→ **TASK TO COMPLETE**: Look for the word "奖品类型" in the entries below, then copy every line that has it.

→ **PROVIDED RECORDS**:
★ ★ ★

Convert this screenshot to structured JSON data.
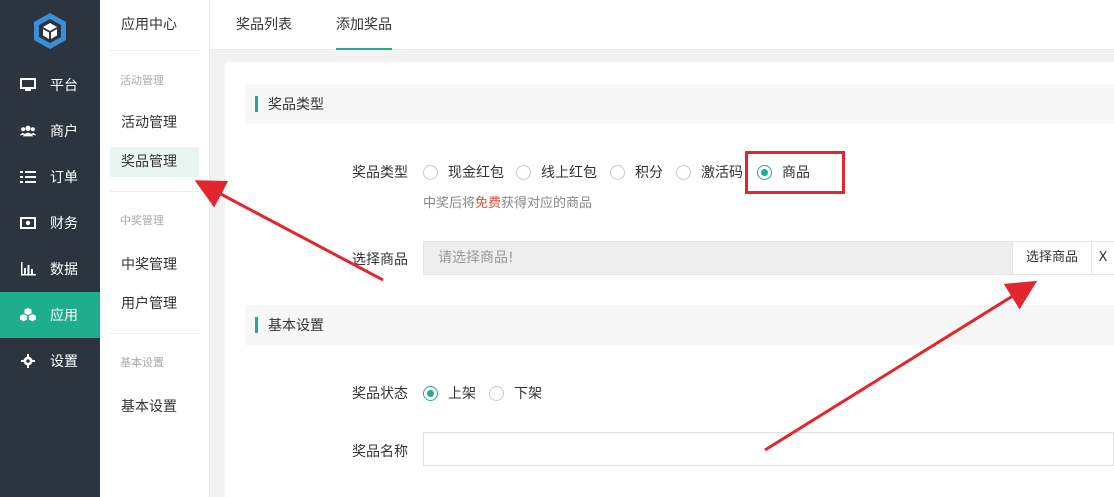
{
  "nav": {
    "items": [
      {
        "label": "平台",
        "icon": "monitor-icon"
      },
      {
        "label": "商户",
        "icon": "users-icon"
      },
      {
        "label": "订单",
        "icon": "list-icon"
      },
      {
        "label": "财务",
        "icon": "money-icon"
      },
      {
        "label": "数据",
        "icon": "bar-chart-icon"
      },
      {
        "label": "应用",
        "icon": "cubes-icon",
        "active": true
      },
      {
        "label": "设置",
        "icon": "gear-icon"
      }
    ]
  },
  "subnav": {
    "head": "应用中心",
    "groups": [
      {
        "title": "活动管理",
        "items": [
          "活动管理",
          "奖品管理"
        ]
      },
      {
        "title": "中奖管理",
        "items": [
          "中奖管理",
          "用户管理"
        ]
      },
      {
        "title": "基本设置",
        "items": [
          "基本设置"
        ]
      }
    ],
    "active_item": "奖品管理"
  },
  "tabs": [
    "奖品列表",
    "添加奖品"
  ],
  "active_tab": "添加奖品",
  "form": {
    "section1_title": "奖品类型",
    "prize_type_label": "奖品类型",
    "prize_types": [
      "现金红包",
      "线上红包",
      "积分",
      "激活码",
      "商品"
    ],
    "prize_type_selected": "商品",
    "hint_before": "中奖后将",
    "hint_red": "免费",
    "hint_after": "获得对应的商品",
    "select_goods_label": "选择商品",
    "select_goods_placeholder": "请选择商品!",
    "select_goods_button": "选择商品",
    "clear_button": "X",
    "section2_title": "基本设置",
    "status_label": "奖品状态",
    "status_options": [
      "上架",
      "下架"
    ],
    "status_selected": "上架",
    "name_label": "奖品名称",
    "name_value": ""
  },
  "colors": {
    "accent": "#1fae8d",
    "sidebar_bg": "#2c3440",
    "annotation_red": "#e3262d"
  }
}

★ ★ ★

→ **RESPONSE**:
    "section1_title": "奖品类型",
    "prize_type_label": "奖品类型",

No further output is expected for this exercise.